In Italy, as well as several other cultures, today (8th March) is all about women: “Festa Della Donna”, also knows as ” International Women’s Day”. I had not come across this tradition in England, as though recognised by some, it is not an especially celebrated event. We have mother’s day, but apparently that is quite different. “Festa Della Donna” is a celebration of ALL women, young, old, mothers, maidens, party goers or homebodies. After six months of living among them, I feel Italian women certainly deserve a day of worship, since they include some of the strongest people I’ve had the pleasure to meet.
Had expected fairly traditional gender roles in Italy, due to its more religious stance, with the women expected to cook, clean, and stay at home to look after their children – as it turns out, this is true in all cases except “staying at home”. From what I’ve heard, the economy here does not allow for only one working parent, with little provision given to mothers. Consequently, they must maintain their gender expectations whilst working full time hours – no easy task, and one they amaze me by fulfilling every day.
I have yet to meet a lazy Italian woman – they seem to have an inexhaustible source of will and sense of responsibility, which means even when they return from a ten hour shift, they see to their children, cook dinner for their family, and keep everything in order. Even more impressive, some do all this in heels, maintaining an elegance that us English just can’t pull off.
I have been fortunate enough to meet two such exrraordinary women – the grandmother and mother of my Italian family. As the main Italian women in my life, this post is dedicated to them.
La nonna, Amalia.
Despite an almost complete lack of shared language between us for the first couple of months, Nonna welcomed me into her family within the first hours of my arrival, during which she offered me several traditional homemade Italian dishes (and through translations by Francesca, the mother, repeatedly insisted on me taking second helpings). Though she clearly hasn’t helped me lose weight, she has made me feel at home, simply through her always open arms and kind gestures. I will never forget her making me a packed lunch when I was journeying home, or her hands on my shoulders and in my hair at family gatherings: small gestures, perhaps, but they show her warm heart, and made all the difference to me. After a lifetime of working two jobs – one in retail, and one at home – she is now struggling with the extra time given by retirement. Yet I have never seen her simply relaxing, and I am quite sure she fills those new hours by keeping her entire family and house in order, and maintaining an impressively active and social life. I don’t know how she has done it, but Nonna, thank you for being everything a nan could be, and the most kind-hearted woman besides.

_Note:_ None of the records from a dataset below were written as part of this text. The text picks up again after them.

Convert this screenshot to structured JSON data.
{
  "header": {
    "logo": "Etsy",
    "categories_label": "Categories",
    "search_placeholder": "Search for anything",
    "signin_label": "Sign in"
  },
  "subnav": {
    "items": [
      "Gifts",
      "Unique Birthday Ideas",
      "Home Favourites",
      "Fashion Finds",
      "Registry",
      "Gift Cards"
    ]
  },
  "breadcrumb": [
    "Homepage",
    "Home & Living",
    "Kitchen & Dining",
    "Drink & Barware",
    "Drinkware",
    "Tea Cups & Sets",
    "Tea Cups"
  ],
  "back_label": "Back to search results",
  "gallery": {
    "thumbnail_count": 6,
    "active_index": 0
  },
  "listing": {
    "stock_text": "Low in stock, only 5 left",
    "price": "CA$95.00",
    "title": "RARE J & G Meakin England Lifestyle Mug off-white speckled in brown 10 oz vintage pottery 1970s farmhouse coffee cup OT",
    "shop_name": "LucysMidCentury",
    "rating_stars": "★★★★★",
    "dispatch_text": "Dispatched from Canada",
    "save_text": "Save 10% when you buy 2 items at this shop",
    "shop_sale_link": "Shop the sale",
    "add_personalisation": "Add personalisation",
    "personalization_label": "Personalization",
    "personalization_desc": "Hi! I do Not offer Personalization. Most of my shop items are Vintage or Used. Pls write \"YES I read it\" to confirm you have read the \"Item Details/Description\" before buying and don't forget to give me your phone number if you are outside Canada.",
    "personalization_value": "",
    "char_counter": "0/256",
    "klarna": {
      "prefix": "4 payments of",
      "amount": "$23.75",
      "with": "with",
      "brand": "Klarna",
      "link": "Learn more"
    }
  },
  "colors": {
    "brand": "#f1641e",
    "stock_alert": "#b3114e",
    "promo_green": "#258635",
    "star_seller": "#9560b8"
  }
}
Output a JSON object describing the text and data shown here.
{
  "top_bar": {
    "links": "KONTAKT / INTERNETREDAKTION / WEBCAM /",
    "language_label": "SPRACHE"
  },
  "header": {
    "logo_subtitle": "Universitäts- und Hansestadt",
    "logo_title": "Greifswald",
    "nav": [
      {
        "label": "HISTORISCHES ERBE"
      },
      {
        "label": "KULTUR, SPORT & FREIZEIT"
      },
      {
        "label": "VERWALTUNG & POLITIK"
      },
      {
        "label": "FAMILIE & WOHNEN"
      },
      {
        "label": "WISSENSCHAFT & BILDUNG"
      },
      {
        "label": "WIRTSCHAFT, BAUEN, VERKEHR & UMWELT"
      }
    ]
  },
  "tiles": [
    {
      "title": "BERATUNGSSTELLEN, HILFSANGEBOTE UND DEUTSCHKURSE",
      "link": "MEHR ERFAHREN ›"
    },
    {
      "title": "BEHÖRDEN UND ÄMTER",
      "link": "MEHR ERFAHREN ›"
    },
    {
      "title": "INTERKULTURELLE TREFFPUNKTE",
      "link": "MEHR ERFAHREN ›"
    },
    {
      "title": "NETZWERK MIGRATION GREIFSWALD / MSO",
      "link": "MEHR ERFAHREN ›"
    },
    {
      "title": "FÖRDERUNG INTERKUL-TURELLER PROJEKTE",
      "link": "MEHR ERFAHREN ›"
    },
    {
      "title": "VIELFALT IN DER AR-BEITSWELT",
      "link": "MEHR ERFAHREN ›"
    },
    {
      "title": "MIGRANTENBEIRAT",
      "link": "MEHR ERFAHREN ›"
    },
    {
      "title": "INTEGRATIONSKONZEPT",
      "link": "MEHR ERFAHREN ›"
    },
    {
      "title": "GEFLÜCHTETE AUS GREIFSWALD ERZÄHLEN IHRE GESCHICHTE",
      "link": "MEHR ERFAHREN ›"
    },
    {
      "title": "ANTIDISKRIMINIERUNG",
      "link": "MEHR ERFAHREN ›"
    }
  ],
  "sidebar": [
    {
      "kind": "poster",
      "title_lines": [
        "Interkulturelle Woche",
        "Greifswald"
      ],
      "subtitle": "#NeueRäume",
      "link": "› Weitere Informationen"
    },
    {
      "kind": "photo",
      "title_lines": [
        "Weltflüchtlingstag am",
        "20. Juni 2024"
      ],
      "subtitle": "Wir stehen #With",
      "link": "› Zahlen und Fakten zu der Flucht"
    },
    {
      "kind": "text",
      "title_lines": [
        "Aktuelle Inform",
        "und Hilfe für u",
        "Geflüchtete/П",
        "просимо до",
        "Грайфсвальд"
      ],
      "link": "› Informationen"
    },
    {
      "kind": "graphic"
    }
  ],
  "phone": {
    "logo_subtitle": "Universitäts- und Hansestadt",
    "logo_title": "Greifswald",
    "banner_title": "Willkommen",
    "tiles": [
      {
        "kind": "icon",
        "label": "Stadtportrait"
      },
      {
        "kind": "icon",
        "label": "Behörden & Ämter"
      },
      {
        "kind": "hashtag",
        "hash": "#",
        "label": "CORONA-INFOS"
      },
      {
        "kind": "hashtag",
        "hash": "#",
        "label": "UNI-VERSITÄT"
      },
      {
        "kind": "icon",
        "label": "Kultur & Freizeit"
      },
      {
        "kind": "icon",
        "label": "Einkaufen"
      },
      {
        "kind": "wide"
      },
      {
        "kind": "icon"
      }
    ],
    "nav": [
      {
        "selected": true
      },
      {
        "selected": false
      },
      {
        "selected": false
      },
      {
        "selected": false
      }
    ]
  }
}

La mamma, Francesca.
If it wasn’t for this amazing woman, my experience here would have been far different – certainly far lonelier, and far duller. Not only did she help me into Italian life by assisting me with the language, but also by finding me opportunties for friendships and travel, and encouraging me into things which I may otherwise have shied away from. I have lost track of how many favours I now owe her, and I find it incredible that I’m not the only one – she has hosts of friends who she does the same for, seemingly always on the lookout for ways to improve people’s lives. Apart from this, she manages to work all hours of the day, evenings included, and still arrives home at 11pm with a smile on her face, asking how my day was. She is as warmhearted as her mother, extremely open-minded for this culture, a truly amazing mother to Agnese, and a close friend and second mother to me.